Collection entries:
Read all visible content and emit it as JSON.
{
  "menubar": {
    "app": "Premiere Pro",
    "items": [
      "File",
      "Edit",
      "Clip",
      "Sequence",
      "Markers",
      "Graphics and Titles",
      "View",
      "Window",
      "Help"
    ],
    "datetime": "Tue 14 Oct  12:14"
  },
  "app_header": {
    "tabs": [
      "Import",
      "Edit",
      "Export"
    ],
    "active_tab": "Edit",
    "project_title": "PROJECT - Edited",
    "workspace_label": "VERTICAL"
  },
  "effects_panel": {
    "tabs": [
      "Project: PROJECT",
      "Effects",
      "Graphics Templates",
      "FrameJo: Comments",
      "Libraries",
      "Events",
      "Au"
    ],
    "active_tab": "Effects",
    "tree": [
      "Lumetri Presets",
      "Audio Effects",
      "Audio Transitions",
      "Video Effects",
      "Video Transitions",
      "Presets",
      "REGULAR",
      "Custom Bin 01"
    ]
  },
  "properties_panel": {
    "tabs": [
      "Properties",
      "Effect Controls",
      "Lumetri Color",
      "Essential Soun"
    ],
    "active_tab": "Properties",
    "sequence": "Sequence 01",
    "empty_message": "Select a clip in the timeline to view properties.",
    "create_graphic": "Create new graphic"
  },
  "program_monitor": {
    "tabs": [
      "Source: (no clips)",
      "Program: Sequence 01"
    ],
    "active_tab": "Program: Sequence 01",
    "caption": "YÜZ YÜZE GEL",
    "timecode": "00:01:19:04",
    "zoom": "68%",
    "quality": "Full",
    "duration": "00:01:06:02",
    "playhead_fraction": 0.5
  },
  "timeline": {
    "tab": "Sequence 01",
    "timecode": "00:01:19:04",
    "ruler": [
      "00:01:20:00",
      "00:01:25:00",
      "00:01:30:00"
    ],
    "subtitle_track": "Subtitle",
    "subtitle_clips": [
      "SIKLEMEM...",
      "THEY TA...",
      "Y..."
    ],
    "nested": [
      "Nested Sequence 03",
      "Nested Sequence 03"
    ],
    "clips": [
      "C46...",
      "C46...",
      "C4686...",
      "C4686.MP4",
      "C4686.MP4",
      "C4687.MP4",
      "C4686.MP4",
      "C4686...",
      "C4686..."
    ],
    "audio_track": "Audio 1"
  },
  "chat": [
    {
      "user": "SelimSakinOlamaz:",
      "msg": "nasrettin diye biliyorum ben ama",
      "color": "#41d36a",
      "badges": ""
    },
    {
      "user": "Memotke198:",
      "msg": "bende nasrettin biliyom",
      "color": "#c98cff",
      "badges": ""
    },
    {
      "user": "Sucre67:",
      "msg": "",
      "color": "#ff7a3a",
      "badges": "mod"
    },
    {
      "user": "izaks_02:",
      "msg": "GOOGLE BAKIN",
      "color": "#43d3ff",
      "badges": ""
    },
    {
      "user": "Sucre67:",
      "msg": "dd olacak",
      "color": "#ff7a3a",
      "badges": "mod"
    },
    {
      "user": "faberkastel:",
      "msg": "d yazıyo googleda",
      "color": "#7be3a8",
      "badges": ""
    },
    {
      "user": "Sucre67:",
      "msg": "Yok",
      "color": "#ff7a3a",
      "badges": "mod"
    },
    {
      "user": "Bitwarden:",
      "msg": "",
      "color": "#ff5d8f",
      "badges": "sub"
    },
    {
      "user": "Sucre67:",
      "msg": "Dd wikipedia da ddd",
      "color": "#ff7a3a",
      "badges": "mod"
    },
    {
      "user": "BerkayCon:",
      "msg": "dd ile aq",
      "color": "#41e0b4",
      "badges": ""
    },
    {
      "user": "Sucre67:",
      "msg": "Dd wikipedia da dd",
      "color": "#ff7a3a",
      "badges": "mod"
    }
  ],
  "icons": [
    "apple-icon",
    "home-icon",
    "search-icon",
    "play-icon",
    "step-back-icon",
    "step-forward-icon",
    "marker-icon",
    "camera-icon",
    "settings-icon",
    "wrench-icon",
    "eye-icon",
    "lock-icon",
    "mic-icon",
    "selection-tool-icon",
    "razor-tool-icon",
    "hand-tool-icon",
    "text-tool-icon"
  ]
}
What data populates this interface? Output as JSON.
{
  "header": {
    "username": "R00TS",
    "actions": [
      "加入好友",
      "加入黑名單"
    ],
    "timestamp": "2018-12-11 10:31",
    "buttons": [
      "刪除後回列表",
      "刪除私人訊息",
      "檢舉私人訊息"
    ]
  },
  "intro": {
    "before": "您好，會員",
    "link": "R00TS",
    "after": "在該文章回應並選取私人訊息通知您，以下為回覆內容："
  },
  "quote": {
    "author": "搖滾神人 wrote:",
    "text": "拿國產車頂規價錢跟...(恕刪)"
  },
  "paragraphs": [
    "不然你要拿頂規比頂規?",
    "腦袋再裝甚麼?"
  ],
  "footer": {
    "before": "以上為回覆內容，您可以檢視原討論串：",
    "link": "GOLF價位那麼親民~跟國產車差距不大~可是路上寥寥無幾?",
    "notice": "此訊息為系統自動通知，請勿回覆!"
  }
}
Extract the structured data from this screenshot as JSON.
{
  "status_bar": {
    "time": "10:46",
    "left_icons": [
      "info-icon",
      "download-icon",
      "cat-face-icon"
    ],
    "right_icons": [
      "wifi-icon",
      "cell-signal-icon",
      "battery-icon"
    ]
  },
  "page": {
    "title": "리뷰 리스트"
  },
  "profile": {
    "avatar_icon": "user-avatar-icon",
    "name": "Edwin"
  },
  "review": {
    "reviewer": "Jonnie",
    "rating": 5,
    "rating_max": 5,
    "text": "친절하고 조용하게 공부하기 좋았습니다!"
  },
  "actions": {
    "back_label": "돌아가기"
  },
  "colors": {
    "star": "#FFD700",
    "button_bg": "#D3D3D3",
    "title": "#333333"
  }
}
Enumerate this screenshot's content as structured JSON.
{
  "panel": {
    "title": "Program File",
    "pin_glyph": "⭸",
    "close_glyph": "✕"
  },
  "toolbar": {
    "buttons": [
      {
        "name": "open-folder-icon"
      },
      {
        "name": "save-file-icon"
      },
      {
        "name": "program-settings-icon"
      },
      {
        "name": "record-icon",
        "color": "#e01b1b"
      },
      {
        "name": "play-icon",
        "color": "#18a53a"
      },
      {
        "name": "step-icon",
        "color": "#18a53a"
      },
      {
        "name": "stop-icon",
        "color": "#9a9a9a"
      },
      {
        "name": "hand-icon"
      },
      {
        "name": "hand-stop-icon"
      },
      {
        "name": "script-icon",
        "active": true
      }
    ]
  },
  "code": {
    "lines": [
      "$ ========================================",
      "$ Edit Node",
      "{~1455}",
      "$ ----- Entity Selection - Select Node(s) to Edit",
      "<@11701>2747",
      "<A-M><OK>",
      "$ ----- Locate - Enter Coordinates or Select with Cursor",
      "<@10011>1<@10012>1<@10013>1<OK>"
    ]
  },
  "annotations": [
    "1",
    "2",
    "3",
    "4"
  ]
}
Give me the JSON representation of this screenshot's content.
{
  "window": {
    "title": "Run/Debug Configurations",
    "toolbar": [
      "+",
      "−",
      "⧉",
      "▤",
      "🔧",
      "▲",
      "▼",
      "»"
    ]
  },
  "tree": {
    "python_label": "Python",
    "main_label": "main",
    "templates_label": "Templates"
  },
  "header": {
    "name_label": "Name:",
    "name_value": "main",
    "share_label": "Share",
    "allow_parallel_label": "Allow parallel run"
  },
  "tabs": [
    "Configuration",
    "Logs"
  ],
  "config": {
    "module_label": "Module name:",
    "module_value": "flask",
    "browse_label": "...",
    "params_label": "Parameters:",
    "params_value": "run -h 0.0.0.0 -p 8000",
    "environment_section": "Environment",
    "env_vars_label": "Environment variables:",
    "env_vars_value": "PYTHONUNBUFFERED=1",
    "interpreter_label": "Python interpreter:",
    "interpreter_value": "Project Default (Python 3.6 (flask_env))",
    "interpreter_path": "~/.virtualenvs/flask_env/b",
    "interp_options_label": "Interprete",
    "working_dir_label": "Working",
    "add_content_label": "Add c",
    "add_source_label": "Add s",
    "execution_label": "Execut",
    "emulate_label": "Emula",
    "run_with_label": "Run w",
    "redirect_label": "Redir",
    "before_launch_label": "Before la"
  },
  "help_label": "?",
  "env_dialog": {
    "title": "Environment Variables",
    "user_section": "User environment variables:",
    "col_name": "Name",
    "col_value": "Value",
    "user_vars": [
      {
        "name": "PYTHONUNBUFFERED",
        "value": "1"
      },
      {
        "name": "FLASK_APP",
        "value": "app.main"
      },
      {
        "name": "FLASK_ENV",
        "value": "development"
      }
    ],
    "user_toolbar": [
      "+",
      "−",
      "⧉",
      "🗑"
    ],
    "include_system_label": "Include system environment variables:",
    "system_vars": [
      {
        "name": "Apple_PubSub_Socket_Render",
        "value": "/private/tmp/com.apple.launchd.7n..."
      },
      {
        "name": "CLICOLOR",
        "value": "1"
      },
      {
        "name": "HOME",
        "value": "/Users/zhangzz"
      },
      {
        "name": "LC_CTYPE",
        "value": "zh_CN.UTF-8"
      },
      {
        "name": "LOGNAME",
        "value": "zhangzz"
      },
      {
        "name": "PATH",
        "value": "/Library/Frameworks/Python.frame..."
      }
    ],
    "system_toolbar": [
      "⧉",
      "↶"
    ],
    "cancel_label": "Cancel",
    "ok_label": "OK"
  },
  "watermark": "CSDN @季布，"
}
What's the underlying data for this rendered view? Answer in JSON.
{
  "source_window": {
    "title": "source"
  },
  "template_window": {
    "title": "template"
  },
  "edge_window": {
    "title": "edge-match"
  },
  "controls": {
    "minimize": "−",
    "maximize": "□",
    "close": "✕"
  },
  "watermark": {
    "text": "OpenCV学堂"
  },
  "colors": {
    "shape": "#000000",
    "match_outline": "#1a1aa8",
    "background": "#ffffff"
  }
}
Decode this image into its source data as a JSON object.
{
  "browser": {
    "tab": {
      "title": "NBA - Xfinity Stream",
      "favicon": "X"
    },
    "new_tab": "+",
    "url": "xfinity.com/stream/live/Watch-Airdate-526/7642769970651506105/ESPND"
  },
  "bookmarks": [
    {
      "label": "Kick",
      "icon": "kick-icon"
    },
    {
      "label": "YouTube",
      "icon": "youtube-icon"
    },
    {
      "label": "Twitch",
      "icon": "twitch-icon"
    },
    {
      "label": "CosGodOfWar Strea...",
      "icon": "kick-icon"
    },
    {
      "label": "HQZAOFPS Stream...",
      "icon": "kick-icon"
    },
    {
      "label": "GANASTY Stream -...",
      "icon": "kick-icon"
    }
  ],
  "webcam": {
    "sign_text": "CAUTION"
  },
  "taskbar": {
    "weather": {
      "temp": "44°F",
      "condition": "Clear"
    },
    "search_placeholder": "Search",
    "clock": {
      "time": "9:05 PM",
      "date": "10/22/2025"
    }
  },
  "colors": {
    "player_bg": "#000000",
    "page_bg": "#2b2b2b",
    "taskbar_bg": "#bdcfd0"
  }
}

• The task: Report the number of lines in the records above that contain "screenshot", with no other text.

• Written response: 3